**Your instructions**: Within this listing, how many lines carry the string "Load"? State the number only.

**Information provided**:

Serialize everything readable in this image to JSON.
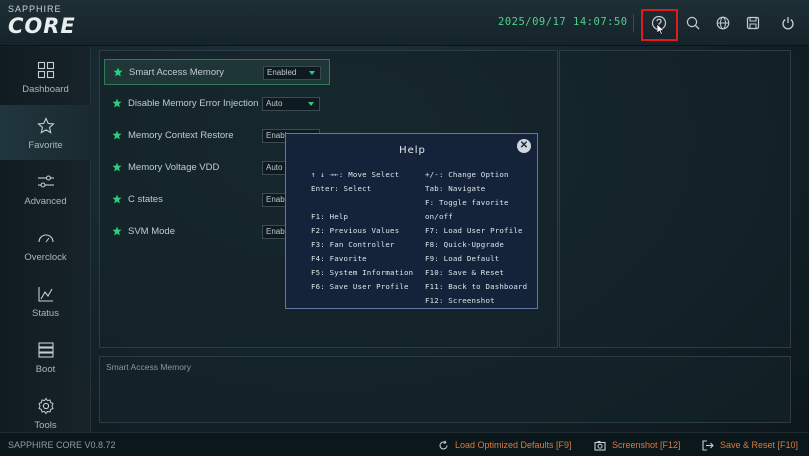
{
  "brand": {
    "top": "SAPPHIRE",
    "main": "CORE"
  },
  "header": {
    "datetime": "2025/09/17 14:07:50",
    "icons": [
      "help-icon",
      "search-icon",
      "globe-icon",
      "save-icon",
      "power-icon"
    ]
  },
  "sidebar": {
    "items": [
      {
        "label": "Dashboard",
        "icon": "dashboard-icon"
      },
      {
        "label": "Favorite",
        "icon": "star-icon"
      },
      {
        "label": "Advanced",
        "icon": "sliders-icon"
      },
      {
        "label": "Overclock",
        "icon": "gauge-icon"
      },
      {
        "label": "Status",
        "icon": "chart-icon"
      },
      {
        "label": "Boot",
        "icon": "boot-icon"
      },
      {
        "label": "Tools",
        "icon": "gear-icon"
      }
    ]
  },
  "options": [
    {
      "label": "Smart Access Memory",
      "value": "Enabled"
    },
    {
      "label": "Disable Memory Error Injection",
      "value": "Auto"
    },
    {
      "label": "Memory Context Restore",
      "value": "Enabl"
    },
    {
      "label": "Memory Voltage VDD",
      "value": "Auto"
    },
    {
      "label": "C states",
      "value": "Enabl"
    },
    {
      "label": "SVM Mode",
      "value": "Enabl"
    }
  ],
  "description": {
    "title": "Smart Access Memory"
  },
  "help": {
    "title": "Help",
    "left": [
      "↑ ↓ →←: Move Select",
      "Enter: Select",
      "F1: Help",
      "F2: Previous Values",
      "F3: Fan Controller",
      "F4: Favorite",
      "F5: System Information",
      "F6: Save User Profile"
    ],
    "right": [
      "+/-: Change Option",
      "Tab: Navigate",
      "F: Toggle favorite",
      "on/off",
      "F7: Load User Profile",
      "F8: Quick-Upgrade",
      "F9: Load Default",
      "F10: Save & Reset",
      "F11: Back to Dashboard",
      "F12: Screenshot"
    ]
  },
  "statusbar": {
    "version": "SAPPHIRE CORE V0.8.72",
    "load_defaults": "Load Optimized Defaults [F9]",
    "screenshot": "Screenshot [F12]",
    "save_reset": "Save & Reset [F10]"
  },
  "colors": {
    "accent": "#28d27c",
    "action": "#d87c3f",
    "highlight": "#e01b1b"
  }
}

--

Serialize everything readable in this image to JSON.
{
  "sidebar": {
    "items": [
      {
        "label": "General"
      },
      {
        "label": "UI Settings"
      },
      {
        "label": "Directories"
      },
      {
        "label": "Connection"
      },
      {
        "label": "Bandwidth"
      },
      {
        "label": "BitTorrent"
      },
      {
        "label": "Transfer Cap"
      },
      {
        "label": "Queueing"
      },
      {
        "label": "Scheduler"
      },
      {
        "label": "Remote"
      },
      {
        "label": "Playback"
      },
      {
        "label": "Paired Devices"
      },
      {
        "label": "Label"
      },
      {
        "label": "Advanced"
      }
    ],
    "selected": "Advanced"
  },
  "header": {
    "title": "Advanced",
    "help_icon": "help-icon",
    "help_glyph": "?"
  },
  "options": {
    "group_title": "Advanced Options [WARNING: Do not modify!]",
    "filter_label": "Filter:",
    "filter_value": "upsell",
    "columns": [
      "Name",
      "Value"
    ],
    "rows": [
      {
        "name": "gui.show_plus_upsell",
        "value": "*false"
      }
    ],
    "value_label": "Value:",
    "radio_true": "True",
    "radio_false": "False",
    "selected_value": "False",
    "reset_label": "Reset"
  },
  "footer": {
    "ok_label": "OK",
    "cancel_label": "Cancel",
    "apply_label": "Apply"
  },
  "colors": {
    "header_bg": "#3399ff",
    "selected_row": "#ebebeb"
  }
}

**Task answer**: 3